Interface dataset entries:
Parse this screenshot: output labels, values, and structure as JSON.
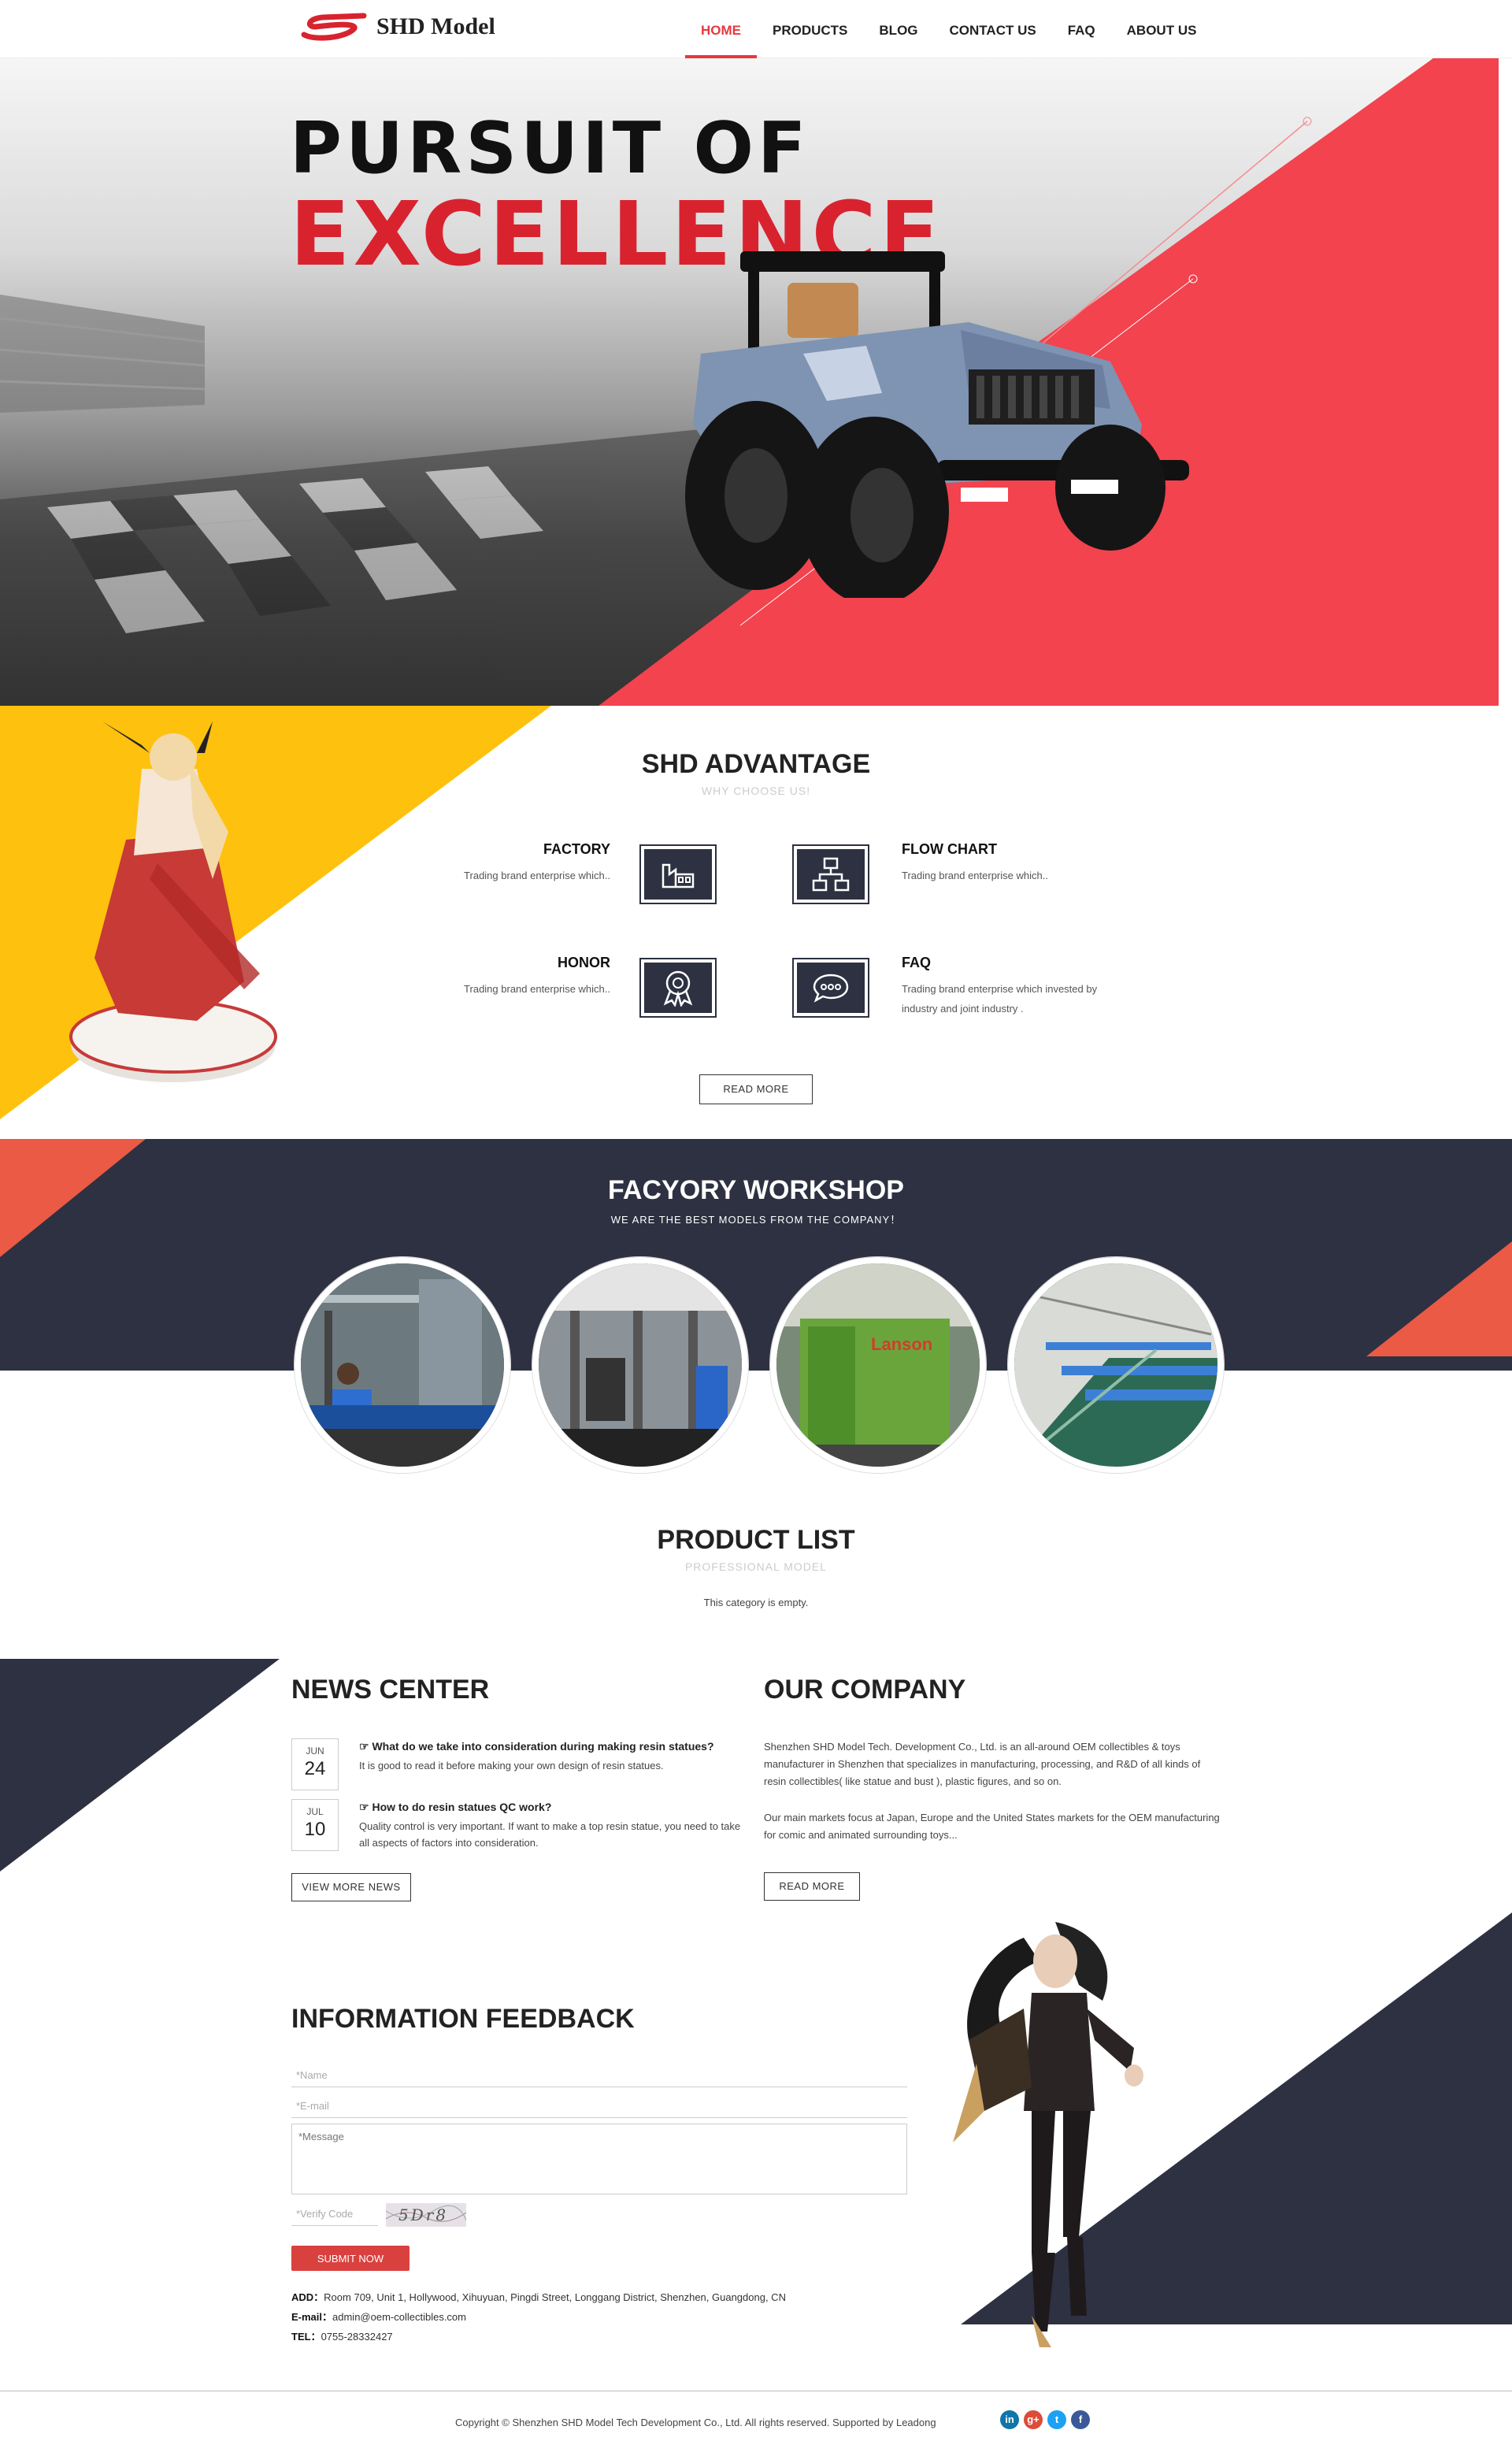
{
  "brand": {
    "name": "SHD Model",
    "logo_mark": "SS",
    "accent": "#e8373f"
  },
  "nav": {
    "items": [
      {
        "label": "HOME",
        "active": true
      },
      {
        "label": "PRODUCTS",
        "active": false
      },
      {
        "label": "BLOG",
        "active": false
      },
      {
        "label": "CONTACT US",
        "active": false
      },
      {
        "label": "FAQ",
        "active": false
      },
      {
        "label": "ABOUT US",
        "active": false
      }
    ]
  },
  "hero": {
    "line1": "PURSUIT OF",
    "line2": "EXCELLENCE"
  },
  "advantage": {
    "title": "SHD ADVANTAGE",
    "subtitle": "WHY CHOOSE US!",
    "items": [
      {
        "title": "FACTORY",
        "text": "Trading brand enterprise which..",
        "icon": "factory-icon"
      },
      {
        "title": "FLOW CHART",
        "text": "Trading brand enterprise which..",
        "icon": "flow-chart-icon"
      },
      {
        "title": "HONOR",
        "text": "Trading brand enterprise which..",
        "icon": "medal-icon"
      },
      {
        "title": "FAQ",
        "text": "Trading brand enterprise which invested by industry and joint industry .",
        "icon": "chat-bubble-icon"
      }
    ],
    "button": "READ MORE"
  },
  "workshop": {
    "title": "FACYORY WORKSHOP",
    "subtitle": "WE ARE THE BEST MODELS FROM THE COMPANY！",
    "photos": [
      "Lanson"
    ]
  },
  "products": {
    "title": "PRODUCT LIST",
    "subtitle": "PROFESSIONAL MODEL",
    "empty": "This category is empty."
  },
  "news": {
    "title": "NEWS CENTER",
    "items": [
      {
        "month": "JUN",
        "day": "24",
        "title": "What do we take into consideration during making resin statues?",
        "text": "It is good to read it before making your own design of resin statues."
      },
      {
        "month": "JUL",
        "day": "10",
        "title": "How to do resin statues QC work?",
        "text": "Quality control is very important. If want to make a top resin statue, you need to take all aspects of factors into consideration."
      }
    ],
    "button": "VIEW MORE NEWS"
  },
  "company": {
    "title": "OUR COMPANY",
    "p1": "Shenzhen SHD Model Tech. Development Co., Ltd. is an all-around OEM collectibles & toys manufacturer in Shenzhen that specializes in manufacturing, processing, and R&D of all kinds of resin collectibles( like statue and bust ), plastic figures, and so on.",
    "p2": "Our main markets focus at Japan, Europe and the United States markets for the OEM manufacturing for comic and animated surrounding toys...",
    "button": "READ MORE"
  },
  "feedback": {
    "title": "INFORMATION FEEDBACK",
    "name_placeholder": "*Name",
    "email_placeholder": "*E-mail",
    "message_placeholder": "*Message",
    "code_placeholder": "*Verify Code",
    "captcha": "5Dr8",
    "submit": "SUBMIT NOW"
  },
  "contact": {
    "add_label": "ADD：",
    "add": "Room 709, Unit 1, Hollywood, Xihuyuan, Pingdi Street, Longgang District, Shenzhen, Guangdong, CN",
    "email_label": "E-mail：",
    "email": "admin@oem-collectibles.com",
    "tel_label": "TEL：",
    "tel": "0755-28332427"
  },
  "footer": {
    "copyright": "Copyright © Shenzhen SHD Model Tech Development Co., Ltd. All rights reserved. Supported by Leadong",
    "social": [
      {
        "icon": "linkedin-icon",
        "glyph": "in",
        "color": "#0e76a8"
      },
      {
        "icon": "google-plus-icon",
        "glyph": "g+",
        "color": "#dd4b39"
      },
      {
        "icon": "twitter-icon",
        "glyph": "t",
        "color": "#1da1f2"
      },
      {
        "icon": "facebook-icon",
        "glyph": "f",
        "color": "#3b5998"
      }
    ]
  },
  "colors": {
    "navy": "#2d3141",
    "red": "#f2434e",
    "yellow": "#fec10e",
    "coral": "#ea5a45"
  }
}
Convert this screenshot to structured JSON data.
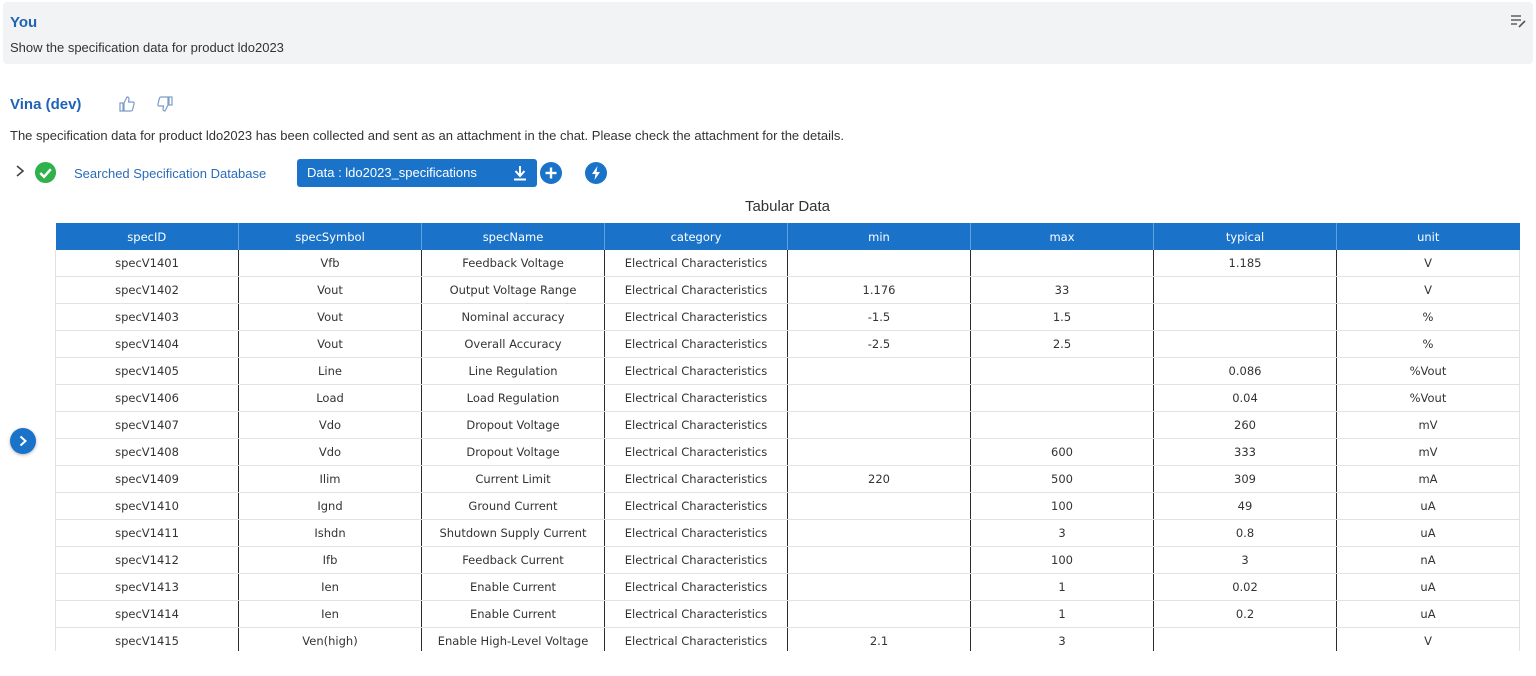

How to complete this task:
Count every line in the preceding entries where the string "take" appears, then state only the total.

Expected answer:
2